The current study has several limitations. First, the metabolic and endocrine variables were not assessed in this study. Some studies have noted that training volume might translate into different neuroendocrine system perturbations and/or neuromuscular function changes, potentially affecting perceived exertion (Hiscock et al., 2018). Second, the present study only assessed single-joint exercises. Different results might be observed when performing multi-joint exercises because more muscle groups will be recruited. Further, the findings may not offer insights on contribution of gender as a factor, as all participants were male. Otto, Emery & Côté (2018) revealed that sex differences affect fatigue adaption strategies in certain muscles. Accordingly, future studies should focus on the metabolic and endocrine measures, multi-joint exercises, and sex-specific effects of RPE and muscle fatigue.

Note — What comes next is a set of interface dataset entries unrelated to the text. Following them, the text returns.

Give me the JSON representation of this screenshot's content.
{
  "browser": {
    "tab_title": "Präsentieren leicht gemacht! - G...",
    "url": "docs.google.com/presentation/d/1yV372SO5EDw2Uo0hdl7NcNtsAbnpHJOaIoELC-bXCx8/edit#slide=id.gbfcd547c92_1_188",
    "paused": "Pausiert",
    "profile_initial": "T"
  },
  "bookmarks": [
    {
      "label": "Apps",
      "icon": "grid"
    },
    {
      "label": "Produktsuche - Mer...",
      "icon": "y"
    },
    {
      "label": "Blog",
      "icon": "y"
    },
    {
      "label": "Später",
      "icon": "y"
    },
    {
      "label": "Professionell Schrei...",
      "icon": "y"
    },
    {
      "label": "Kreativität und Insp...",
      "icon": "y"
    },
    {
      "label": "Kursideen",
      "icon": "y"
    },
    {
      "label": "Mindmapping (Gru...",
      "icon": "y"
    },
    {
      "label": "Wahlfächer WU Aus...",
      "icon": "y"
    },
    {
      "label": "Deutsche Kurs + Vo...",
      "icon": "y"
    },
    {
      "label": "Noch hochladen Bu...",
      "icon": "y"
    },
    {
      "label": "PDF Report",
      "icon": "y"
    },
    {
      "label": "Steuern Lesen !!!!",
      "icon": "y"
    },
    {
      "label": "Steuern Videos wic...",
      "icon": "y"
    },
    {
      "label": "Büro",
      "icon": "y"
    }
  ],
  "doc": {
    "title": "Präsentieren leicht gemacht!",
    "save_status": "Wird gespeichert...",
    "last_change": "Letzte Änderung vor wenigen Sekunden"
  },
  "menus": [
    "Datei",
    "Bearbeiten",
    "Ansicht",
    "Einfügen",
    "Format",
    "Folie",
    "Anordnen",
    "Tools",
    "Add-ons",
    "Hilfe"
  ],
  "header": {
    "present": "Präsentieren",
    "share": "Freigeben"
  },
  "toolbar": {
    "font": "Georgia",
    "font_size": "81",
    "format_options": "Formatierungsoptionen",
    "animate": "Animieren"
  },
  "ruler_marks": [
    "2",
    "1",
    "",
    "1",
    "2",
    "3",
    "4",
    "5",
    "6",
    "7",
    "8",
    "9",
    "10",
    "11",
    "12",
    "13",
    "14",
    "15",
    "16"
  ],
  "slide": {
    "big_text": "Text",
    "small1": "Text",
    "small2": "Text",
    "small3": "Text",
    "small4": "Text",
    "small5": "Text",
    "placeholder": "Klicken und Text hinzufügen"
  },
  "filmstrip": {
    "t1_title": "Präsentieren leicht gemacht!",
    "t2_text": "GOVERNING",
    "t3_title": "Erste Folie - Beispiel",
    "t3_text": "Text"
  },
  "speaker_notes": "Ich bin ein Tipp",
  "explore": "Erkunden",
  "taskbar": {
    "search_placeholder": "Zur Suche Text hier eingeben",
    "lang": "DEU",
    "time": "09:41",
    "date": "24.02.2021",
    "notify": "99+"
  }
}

The current study demonstrated that the SFI and RPE changed correspondingly, which revealed a link between perceptual responses and muscle fatigue. We concluded that muscle fatigue exhibits similar increases in perceptual responses when resistance exercise is performed. These results demonstrate that RPE is a useful tool for assessing fatigue during single-joint resistance exercises. Furthermore, we offer two significant models for predicting muscle fatigue by using RPE score and velocity in clinical and sports situations. However, velocity changes have only limited precision on fatigue assessment when the exercise target is no longer explosive performance, and more caution should be used when predicting muscle fatigue in the legs. It is recommended to combine RPE responses with velocity changes and assess muscle fatigue comprehensively during clinical and sports situations.
Surface electromyography processing codes for Matlab.
These codes were used to filter the background niose and calculate the power spectrum parameters.